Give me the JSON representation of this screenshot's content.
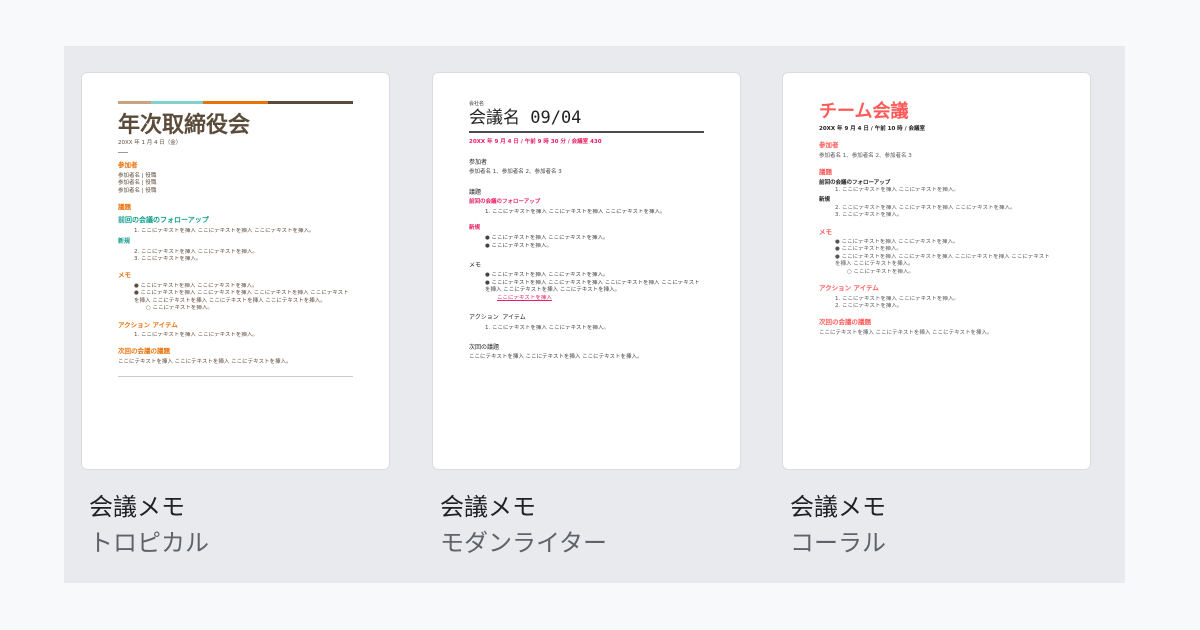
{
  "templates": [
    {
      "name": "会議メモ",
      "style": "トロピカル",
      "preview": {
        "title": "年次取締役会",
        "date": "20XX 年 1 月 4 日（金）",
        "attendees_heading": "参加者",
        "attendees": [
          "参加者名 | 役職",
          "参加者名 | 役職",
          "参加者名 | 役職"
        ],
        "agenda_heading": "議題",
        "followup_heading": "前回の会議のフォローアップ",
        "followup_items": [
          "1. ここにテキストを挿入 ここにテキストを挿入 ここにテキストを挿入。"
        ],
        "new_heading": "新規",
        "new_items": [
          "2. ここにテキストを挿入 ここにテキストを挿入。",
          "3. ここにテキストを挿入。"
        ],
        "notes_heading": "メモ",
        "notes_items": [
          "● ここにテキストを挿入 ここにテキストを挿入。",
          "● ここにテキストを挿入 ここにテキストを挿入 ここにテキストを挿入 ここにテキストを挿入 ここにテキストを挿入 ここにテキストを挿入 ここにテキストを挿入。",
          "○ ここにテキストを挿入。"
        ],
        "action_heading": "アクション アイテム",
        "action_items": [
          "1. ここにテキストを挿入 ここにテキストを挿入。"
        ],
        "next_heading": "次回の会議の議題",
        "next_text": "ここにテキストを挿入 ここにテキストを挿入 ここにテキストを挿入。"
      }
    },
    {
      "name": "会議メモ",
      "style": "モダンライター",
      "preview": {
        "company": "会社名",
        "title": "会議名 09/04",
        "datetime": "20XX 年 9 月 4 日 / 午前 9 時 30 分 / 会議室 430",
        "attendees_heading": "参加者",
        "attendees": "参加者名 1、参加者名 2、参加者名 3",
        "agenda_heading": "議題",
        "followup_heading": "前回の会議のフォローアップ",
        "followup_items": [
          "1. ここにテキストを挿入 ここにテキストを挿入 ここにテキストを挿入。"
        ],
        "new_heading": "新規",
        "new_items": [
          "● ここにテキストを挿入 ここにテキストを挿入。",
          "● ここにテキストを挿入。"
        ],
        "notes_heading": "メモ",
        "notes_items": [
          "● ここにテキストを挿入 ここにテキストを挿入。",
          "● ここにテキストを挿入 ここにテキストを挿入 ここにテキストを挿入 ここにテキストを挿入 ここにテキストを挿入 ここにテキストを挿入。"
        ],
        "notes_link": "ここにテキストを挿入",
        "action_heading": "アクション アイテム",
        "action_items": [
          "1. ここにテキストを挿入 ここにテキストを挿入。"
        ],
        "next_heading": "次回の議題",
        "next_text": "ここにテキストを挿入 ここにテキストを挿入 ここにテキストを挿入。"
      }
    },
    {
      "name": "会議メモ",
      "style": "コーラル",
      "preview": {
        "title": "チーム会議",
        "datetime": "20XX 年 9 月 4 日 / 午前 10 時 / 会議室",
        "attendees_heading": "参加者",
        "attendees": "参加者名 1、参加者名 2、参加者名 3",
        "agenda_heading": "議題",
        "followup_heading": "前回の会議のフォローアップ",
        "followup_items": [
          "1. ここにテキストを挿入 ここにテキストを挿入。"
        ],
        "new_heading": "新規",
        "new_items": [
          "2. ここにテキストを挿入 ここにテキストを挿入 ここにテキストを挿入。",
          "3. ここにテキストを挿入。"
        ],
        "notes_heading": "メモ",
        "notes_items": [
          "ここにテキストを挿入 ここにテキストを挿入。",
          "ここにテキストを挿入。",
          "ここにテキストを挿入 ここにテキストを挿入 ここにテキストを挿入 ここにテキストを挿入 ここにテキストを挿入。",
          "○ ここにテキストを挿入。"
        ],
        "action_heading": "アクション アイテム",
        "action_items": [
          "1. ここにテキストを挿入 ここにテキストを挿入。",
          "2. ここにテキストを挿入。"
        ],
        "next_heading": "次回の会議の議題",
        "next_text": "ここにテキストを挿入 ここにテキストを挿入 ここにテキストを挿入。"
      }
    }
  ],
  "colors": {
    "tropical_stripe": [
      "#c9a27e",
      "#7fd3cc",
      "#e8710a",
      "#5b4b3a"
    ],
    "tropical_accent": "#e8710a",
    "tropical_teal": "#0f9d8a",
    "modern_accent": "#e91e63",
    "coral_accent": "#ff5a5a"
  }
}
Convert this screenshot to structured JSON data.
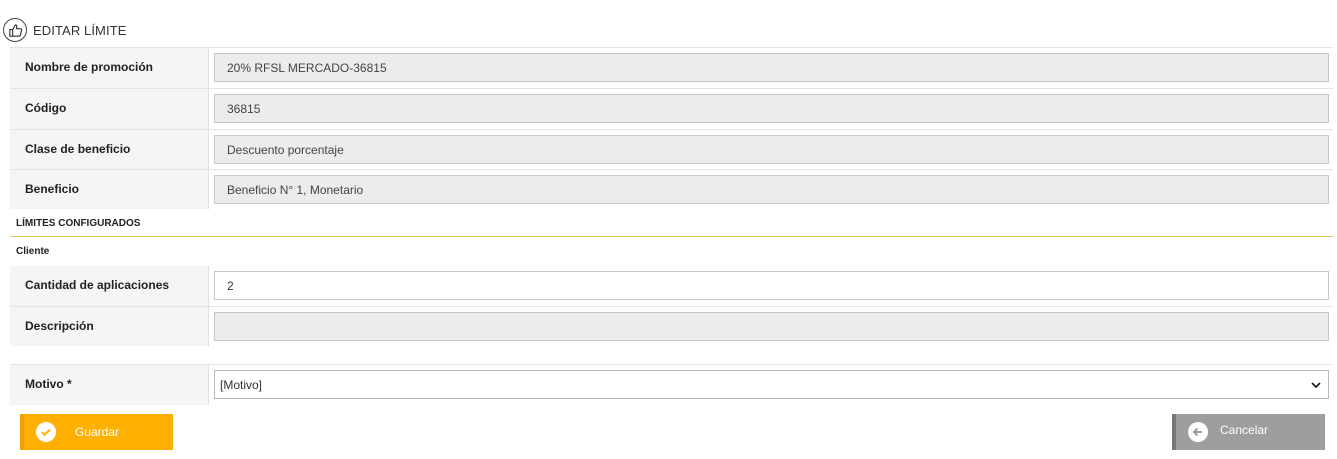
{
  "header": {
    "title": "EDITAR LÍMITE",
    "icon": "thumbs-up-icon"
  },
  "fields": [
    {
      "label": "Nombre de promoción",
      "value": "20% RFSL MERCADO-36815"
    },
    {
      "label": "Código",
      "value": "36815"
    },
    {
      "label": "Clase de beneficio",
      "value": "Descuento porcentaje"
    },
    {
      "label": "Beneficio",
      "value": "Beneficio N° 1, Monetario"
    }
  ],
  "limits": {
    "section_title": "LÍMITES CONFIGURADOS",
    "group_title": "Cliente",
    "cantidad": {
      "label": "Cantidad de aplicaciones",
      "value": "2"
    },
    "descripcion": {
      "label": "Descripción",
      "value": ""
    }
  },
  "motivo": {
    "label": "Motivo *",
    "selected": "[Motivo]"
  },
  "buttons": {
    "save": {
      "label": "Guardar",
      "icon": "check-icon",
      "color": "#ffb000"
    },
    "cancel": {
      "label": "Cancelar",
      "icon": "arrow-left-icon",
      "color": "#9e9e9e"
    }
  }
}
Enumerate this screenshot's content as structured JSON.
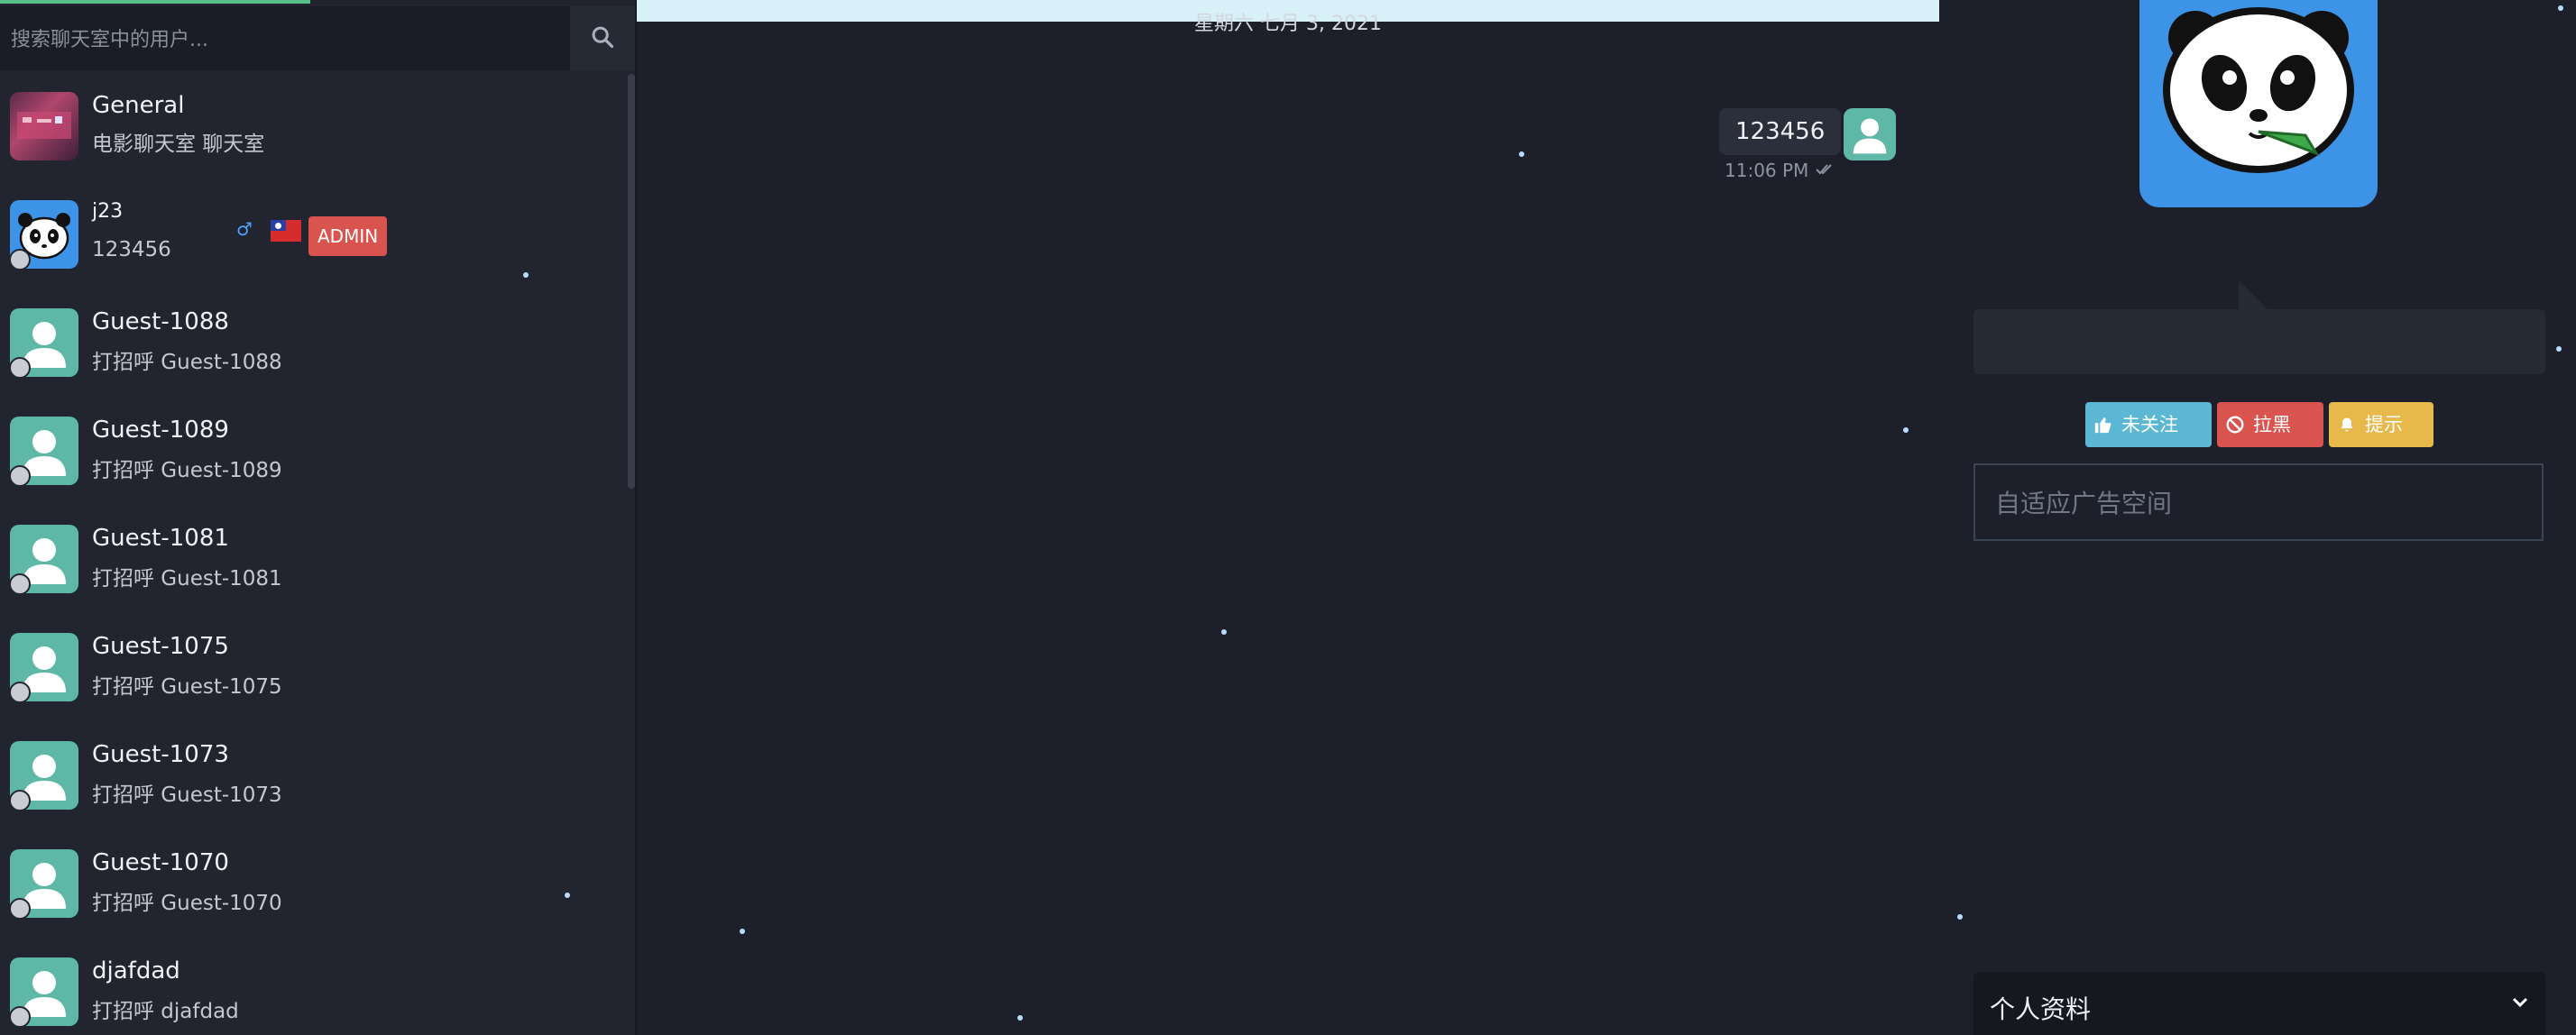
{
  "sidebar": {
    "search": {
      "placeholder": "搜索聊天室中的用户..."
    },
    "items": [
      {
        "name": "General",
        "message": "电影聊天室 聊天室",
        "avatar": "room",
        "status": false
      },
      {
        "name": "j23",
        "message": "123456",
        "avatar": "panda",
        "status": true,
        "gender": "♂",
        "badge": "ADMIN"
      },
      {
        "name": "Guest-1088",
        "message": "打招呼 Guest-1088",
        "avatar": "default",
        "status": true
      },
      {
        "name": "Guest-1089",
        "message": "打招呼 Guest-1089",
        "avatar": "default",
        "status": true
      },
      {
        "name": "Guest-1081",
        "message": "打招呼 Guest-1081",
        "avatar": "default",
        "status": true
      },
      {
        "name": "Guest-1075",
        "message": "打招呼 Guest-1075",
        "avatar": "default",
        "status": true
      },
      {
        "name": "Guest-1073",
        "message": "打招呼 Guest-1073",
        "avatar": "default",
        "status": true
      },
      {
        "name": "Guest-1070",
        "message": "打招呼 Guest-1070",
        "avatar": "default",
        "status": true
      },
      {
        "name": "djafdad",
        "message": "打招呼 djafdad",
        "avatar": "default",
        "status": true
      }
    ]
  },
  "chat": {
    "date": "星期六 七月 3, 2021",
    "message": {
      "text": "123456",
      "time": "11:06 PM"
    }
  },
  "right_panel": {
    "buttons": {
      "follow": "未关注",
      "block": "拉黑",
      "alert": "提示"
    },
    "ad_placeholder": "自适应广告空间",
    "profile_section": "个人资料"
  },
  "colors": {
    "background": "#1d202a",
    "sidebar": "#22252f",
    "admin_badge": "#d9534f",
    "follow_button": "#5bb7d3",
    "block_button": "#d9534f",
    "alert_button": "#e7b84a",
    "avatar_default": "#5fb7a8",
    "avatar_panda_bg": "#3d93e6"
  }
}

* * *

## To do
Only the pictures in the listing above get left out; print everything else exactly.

## Reply to the task
Give me the JSON representation of this screenshot's content.
{
  "templates": [
    {
      "name": "会議メモ",
      "style": "トロピカル",
      "preview": {
        "title": "年次取締役会",
        "date": "20XX 年 1 月 4 日（金）",
        "attendees_heading": "参加者",
        "attendees": [
          "参加者名 | 役職",
          "参加者名 | 役職",
          "参加者名 | 役職"
        ],
        "agenda_heading": "議題",
        "followup_heading": "前回の会議のフォローアップ",
        "followup_items": [
          "1. ここにテキストを挿入 ここにテキストを挿入 ここにテキストを挿入。"
        ],
        "new_heading": "新規",
        "new_items": [
          "2. ここにテキストを挿入 ここにテキストを挿入。",
          "3. ここにテキストを挿入。"
        ],
        "notes_heading": "メモ",
        "notes_items": [
          "● ここにテキストを挿入 ここにテキストを挿入。",
          "● ここにテキストを挿入 ここにテキストを挿入 ここにテキストを挿入 ここにテキストを挿入 ここにテキストを挿入 ここにテキストを挿入 ここにテキストを挿入。",
          "○ ここにテキストを挿入。"
        ],
        "action_heading": "アクション アイテム",
        "action_items": [
          "1. ここにテキストを挿入 ここにテキストを挿入。"
        ],
        "next_heading": "次回の会議の議題",
        "next_text": "ここにテキストを挿入 ここにテキストを挿入 ここにテキストを挿入。"
      }
    },
    {
      "name": "会議メモ",
      "style": "モダンライター",
      "preview": {
        "company": "会社名",
        "title": "会議名 09/04",
        "datetime": "20XX 年 9 月 4 日 / 午前 9 時 30 分 / 会議室 430",
        "attendees_heading": "参加者",
        "attendees": "参加者名 1、参加者名 2、参加者名 3",
        "agenda_heading": "議題",
        "followup_heading": "前回の会議のフォローアップ",
        "followup_items": [
          "1. ここにテキストを挿入 ここにテキストを挿入 ここにテキストを挿入。"
        ],
        "new_heading": "新規",
        "new_items": [
          "● ここにテキストを挿入 ここにテキストを挿入。",
          "● ここにテキストを挿入。"
        ],
        "notes_heading": "メモ",
        "notes_items": [
          "● ここにテキストを挿入 ここにテキストを挿入。",
          "● ここにテキストを挿入 ここにテキストを挿入 ここにテキストを挿入 ここにテキストを挿入 ここにテキストを挿入 ここにテキストを挿入。"
        ],
        "notes_link": "ここにテキストを挿入",
        "action_heading": "アクション アイテム",
        "action_items": [
          "1. ここにテキストを挿入 ここにテキストを挿入。"
        ],
        "next_heading": "次回の議題",
        "next_text": "ここにテキストを挿入 ここにテキストを挿入 ここにテキストを挿入。"
      }
    },
    {
      "name": "会議メモ",
      "style": "コーラル",
      "preview": {
        "title": "チーム会議",
        "datetime": "20XX 年 9 月 4 日 / 午前 10 時 / 会議室",
        "attendees_heading": "参加者",
        "attendees": "参加者名 1、参加者名 2、参加者名 3",
        "agenda_heading": "議題",
        "followup_heading": "前回の会議のフォローアップ",
        "followup_items": [
          "1. ここにテキストを挿入 ここにテキストを挿入。"
        ],
        "new_heading": "新規",
        "new_items": [
          "2. ここにテキストを挿入 ここにテキストを挿入 ここにテキストを挿入。",
          "3. ここにテキストを挿入。"
        ],
        "notes_heading": "メモ",
        "notes_items": [
          "ここにテキストを挿入 ここにテキストを挿入。",
          "ここにテキストを挿入。",
          "ここにテキストを挿入 ここにテキストを挿入 ここにテキストを挿入 ここにテキストを挿入 ここにテキストを挿入。",
          "○ ここにテキストを挿入。"
        ],
        "action_heading": "アクション アイテム",
        "action_items": [
          "1. ここにテキストを挿入 ここにテキストを挿入。",
          "2. ここにテキストを挿入。"
        ],
        "next_heading": "次回の会議の議題",
        "next_text": "ここにテキストを挿入 ここにテキストを挿入 ここにテキストを挿入。"
      }
    }
  ],
  "colors": {
    "tropical_stripe": [
      "#c9a27e",
      "#7fd3cc",
      "#e8710a",
      "#5b4b3a"
    ],
    "tropical_accent": "#e8710a",
    "tropical_teal": "#0f9d8a",
    "modern_accent": "#e91e63",
    "coral_accent": "#ff5a5a"
  }
}
Convert this screenshot to structured JSON data.
{
  "header": {
    "title": "EDITAR LÍMITE",
    "icon": "thumbs-up-icon"
  },
  "fields": [
    {
      "label": "Nombre de promoción",
      "value": "20% RFSL MERCADO-36815"
    },
    {
      "label": "Código",
      "value": "36815"
    },
    {
      "label": "Clase de beneficio",
      "value": "Descuento porcentaje"
    },
    {
      "label": "Beneficio",
      "value": "Beneficio N° 1, Monetario"
    }
  ],
  "limits": {
    "section_title": "LÍMITES CONFIGURADOS",
    "group_title": "Cliente",
    "cantidad": {
      "label": "Cantidad de aplicaciones",
      "value": "2"
    },
    "descripcion": {
      "label": "Descripción",
      "value": ""
    }
  },
  "motivo": {
    "label": "Motivo *",
    "selected": "[Motivo]"
  },
  "buttons": {
    "save": {
      "label": "Guardar",
      "icon": "check-icon",
      "color": "#ffb000"
    },
    "cancel": {
      "label": "Cancelar",
      "icon": "arrow-left-icon",
      "color": "#9e9e9e"
    }
  }
}
Enumerate this screenshot's content as structured JSON.
{
  "sidebar": {
    "search": {
      "placeholder": "搜索聊天室中的用户..."
    },
    "items": [
      {
        "name": "General",
        "message": "电影聊天室 聊天室",
        "avatar": "room",
        "status": false
      },
      {
        "name": "j23",
        "message": "123456",
        "avatar": "panda",
        "status": true,
        "gender": "♂",
        "badge": "ADMIN"
      },
      {
        "name": "Guest-1088",
        "message": "打招呼 Guest-1088",
        "avatar": "default",
        "status": true
      },
      {
        "name": "Guest-1089",
        "message": "打招呼 Guest-1089",
        "avatar": "default",
        "status": true
      },
      {
        "name": "Guest-1081",
        "message": "打招呼 Guest-1081",
        "avatar": "default",
        "status": true
      },
      {
        "name": "Guest-1075",
        "message": "打招呼 Guest-1075",
        "avatar": "default",
        "status": true
      },
      {
        "name": "Guest-1073",
        "message": "打招呼 Guest-1073",
        "avatar": "default",
        "status": true
      },
      {
        "name": "Guest-1070",
        "message": "打招呼 Guest-1070",
        "avatar": "default",
        "status": true
      },
      {
        "name": "djafdad",
        "message": "打招呼 djafdad",
        "avatar": "default",
        "status": true
      }
    ]
  },
  "chat": {
    "date": "星期六 七月 3, 2021",
    "message": {
      "text": "123456",
      "time": "11:06 PM"
    }
  },
  "right_panel": {
    "buttons": {
      "follow": "未关注",
      "block": "拉黑",
      "alert": "提示"
    },
    "ad_placeholder": "自适应广告空间",
    "profile_section": "个人资料"
  },
  "colors": {
    "background": "#1d202a",
    "sidebar": "#22252f",
    "admin_badge": "#d9534f",
    "follow_button": "#5bb7d3",
    "block_button": "#d9534f",
    "alert_button": "#e7b84a",
    "avatar_default": "#5fb7a8",
    "avatar_panda_bg": "#3d93e6"
  }
}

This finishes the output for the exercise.